Restaurants are a business
"It's a gamble to open a restaurant," says Brown, so decisions need to balance sustainability, nutrition, flavor, price point, etc. Consumers can help by being aware of that, he says. That means, for example, being thoughtful about substitutions that revamp dishes entirely, which can throw off food costs, supplies and kitchen workflow. Another consideration: "Local is not always better," says Brown. If he can get as good a product as what's grown locally at a price that's sustainable, he'll do so. "Don't ask, 'What's good?'" Instead, says Brown, if you find a restaurant you like or maybe you've never even been there... trust your chef. And if it's bad, let them know it so they can fix it.
Spokane's restaurant future
Media coverage, including social media, is important for restaurants, yet there's room for change, says Brown, who sees a need for a bona fide restaurant critic. "I just think it would be good for shaping the culinary map." Knowing that a lot of places don't get coverage, says Brown, it's also important for restaurants to be savvy about promoting themselves.
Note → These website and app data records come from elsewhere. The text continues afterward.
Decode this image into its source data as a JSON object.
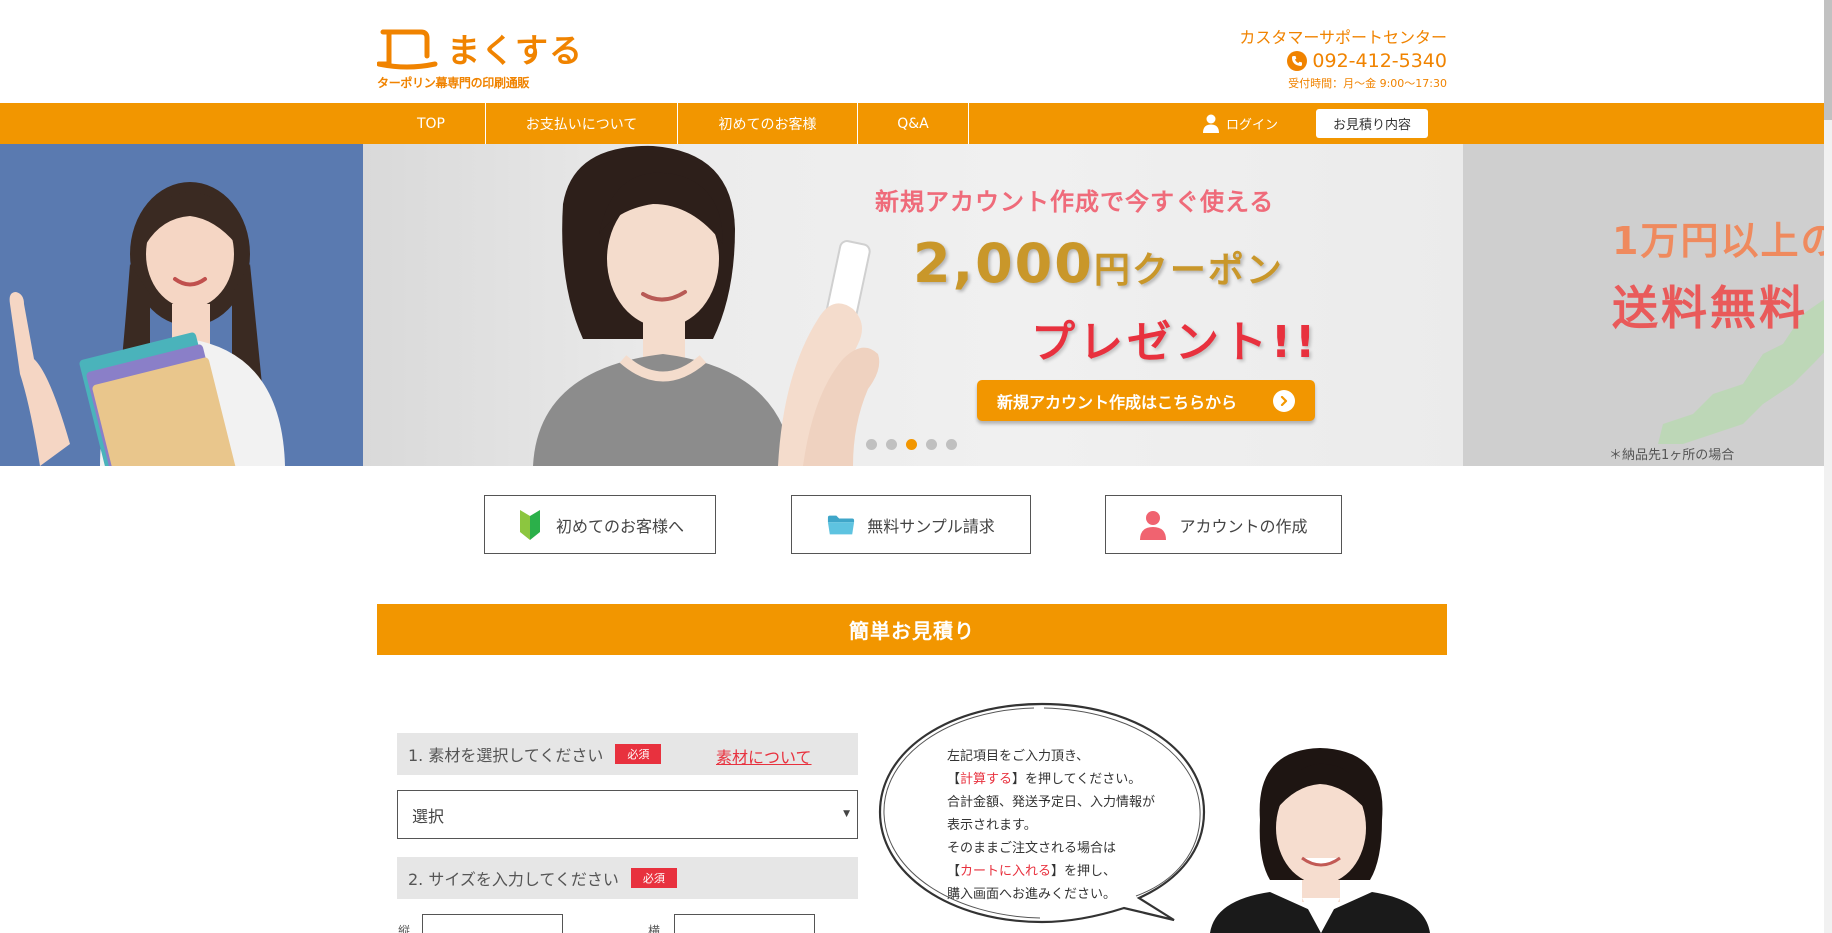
{
  "header": {
    "logo_name": "まくする",
    "logo_sub": "ターポリン幕専門の印刷通販",
    "support_title": "カスタマーサポートセンター",
    "support_phone": "092-412-5340",
    "support_hours": "受付時間：月〜金 9:00〜17:30"
  },
  "nav": {
    "items": [
      "TOP",
      "お支払いについて",
      "初めてのお客様",
      "Q&A"
    ],
    "login": "ログイン",
    "quote": "お見積り内容"
  },
  "hero": {
    "promo_line1": "新規アカウント作成で今すぐ使える",
    "promo_amount": "2,000",
    "promo_unit": "円クーポン",
    "promo_line3": "プレゼント!!",
    "promo_button": "新規アカウント作成はこちらから",
    "right_line1": "1万円以上の",
    "right_line2": "送料無料",
    "right_note": "＊納品先1ヶ所の場合",
    "dots_total": 5,
    "dots_active": 3
  },
  "quick_links": [
    {
      "label": "初めてのお客様へ",
      "icon": "beginner-mark-icon"
    },
    {
      "label": "無料サンプル請求",
      "icon": "folder-icon"
    },
    {
      "label": "アカウントの作成",
      "icon": "person-icon"
    }
  ],
  "estimate": {
    "title": "簡単お見積り",
    "step1_label": "1. 素材を選択してください",
    "step2_label": "2. サイズを入力してください",
    "required": "必須",
    "material_link": "素材について",
    "select_value": "選択",
    "width_label": "縦",
    "height_label": "横"
  },
  "bubble": {
    "l1": "左記項目をご入力頂き、",
    "l2_pre": "【",
    "l2_hl": "計算する",
    "l2_post": "】を押してください。",
    "l3": "合計金額、発送予定日、入力情報が",
    "l4": "表示されます。",
    "l5": "そのままご注文される場合は",
    "l6_pre": "【",
    "l6_hl": "カートに入れる",
    "l6_post": "】を押し、",
    "l7": "購入画面へお進みください。"
  },
  "colors": {
    "brand_orange": "#f29600",
    "accent_red": "#e8313e",
    "text": "#333333"
  }
}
Staffing continues to be a challenge, says Brown, who sees talented chefs hone their skills and go elsewhere. It's not just chefs, he says. "[The restaurant industry's] still seen as a last resort, not a profession," he says. "It should be treated as a profession." He hopes an increase in restaurants will help expand the workforce and sees one area that's still relatively untapped: the cuisine of Spokane's immigrant population. "I see it as pioneer country."